THE PROBLEM -> In the records below, pick out all lines containing the word "color".

App and web page records:
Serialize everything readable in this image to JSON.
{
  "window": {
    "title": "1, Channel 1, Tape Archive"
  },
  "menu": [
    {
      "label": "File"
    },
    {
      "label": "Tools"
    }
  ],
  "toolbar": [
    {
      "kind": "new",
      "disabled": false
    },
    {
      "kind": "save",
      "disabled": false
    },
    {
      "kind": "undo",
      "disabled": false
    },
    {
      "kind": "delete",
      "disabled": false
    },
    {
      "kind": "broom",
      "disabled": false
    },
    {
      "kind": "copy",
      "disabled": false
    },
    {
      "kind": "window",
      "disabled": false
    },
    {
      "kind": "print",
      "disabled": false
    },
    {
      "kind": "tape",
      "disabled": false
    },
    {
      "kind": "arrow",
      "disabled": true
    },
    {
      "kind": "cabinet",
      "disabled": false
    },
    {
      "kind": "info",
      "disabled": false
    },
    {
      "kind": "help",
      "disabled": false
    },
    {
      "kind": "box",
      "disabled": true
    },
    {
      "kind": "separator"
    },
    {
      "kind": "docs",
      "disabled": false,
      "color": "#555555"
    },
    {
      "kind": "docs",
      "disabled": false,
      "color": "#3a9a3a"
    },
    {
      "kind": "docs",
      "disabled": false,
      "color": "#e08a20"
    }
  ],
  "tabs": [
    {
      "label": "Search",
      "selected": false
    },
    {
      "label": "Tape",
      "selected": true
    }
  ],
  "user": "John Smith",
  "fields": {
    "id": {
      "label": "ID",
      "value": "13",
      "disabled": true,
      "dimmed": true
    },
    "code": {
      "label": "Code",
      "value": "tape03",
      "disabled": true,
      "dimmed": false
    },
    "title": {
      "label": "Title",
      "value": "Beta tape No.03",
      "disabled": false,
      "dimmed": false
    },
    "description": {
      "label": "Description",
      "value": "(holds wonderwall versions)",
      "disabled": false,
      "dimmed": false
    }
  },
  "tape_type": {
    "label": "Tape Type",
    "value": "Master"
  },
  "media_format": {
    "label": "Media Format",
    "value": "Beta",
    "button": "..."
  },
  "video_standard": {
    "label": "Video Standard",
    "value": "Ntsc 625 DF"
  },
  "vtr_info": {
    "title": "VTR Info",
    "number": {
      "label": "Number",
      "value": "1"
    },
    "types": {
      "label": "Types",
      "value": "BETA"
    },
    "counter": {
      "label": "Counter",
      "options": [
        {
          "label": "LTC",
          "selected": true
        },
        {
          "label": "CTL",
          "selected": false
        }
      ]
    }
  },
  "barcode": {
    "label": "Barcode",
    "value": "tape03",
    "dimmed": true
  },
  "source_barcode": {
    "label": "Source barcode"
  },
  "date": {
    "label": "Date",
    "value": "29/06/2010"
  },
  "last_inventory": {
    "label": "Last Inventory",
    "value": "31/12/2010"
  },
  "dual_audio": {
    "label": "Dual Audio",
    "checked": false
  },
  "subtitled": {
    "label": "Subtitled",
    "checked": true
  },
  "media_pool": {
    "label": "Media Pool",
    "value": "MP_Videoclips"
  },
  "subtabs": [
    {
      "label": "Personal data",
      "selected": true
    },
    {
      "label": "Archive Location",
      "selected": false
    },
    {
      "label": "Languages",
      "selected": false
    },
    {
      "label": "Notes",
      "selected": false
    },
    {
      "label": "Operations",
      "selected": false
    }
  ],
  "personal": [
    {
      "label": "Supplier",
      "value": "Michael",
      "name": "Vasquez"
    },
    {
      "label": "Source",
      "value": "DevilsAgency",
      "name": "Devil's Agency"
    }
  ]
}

ANSWER BOX ->
      "color": "#555555"
      "color": "#3a9a3a"
      "color": "#e08a20"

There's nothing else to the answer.